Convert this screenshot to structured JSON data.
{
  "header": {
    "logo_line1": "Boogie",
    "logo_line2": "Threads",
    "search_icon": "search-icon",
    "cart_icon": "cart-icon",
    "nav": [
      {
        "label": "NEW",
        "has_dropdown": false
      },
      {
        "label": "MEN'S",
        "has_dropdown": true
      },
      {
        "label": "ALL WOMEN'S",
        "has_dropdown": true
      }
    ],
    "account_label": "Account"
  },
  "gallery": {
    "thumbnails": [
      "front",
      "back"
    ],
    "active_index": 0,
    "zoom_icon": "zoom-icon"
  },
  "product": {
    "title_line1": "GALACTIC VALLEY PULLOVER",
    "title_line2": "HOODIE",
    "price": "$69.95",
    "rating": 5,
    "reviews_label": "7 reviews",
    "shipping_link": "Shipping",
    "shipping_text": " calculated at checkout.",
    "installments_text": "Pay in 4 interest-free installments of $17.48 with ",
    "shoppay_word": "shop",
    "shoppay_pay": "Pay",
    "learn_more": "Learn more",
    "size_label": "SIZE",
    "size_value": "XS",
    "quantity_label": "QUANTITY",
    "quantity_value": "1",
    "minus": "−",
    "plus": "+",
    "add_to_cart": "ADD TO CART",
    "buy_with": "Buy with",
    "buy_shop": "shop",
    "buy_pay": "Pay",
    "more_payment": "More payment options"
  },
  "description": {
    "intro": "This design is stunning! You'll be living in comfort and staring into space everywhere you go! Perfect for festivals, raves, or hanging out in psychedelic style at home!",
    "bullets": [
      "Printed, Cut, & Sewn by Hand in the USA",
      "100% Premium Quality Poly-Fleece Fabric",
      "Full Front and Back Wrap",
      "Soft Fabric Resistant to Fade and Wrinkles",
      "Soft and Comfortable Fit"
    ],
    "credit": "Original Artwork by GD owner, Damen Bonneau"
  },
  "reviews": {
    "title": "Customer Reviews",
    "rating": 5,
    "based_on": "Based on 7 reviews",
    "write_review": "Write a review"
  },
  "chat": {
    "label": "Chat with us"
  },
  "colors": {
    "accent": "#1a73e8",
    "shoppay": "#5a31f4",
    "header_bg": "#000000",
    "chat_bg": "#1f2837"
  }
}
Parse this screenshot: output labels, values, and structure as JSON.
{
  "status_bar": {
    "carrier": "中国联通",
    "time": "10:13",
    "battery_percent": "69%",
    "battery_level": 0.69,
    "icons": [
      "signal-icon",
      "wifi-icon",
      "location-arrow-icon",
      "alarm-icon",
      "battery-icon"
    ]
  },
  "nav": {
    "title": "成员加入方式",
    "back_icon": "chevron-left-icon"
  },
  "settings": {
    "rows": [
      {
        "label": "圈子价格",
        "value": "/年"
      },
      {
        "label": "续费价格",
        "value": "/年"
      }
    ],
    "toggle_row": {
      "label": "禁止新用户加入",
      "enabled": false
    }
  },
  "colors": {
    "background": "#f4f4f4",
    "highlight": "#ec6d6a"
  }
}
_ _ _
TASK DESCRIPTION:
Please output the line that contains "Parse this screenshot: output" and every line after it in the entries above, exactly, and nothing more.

YOUR SOLUTION:
Parse this screenshot: output labels, values, and structure as JSON.
{
  "status_bar": {
    "carrier": "中国联通",
    "time": "10:13",
    "battery_percent": "69%",
    "battery_level": 0.69,
    "icons": [
      "signal-icon",
      "wifi-icon",
      "location-arrow-icon",
      "alarm-icon",
      "battery-icon"
    ]
  },
  "nav": {
    "title": "成员加入方式",
    "back_icon": "chevron-left-icon"
  },
  "settings": {
    "rows": [
      {
        "label": "圈子价格",
        "value": "/年"
      },
      {
        "label": "续费价格",
        "value": "/年"
      }
    ],
    "toggle_row": {
      "label": "禁止新用户加入",
      "enabled": false
    }
  },
  "colors": {
    "background": "#f4f4f4",
    "highlight": "#ec6d6a"
  }
}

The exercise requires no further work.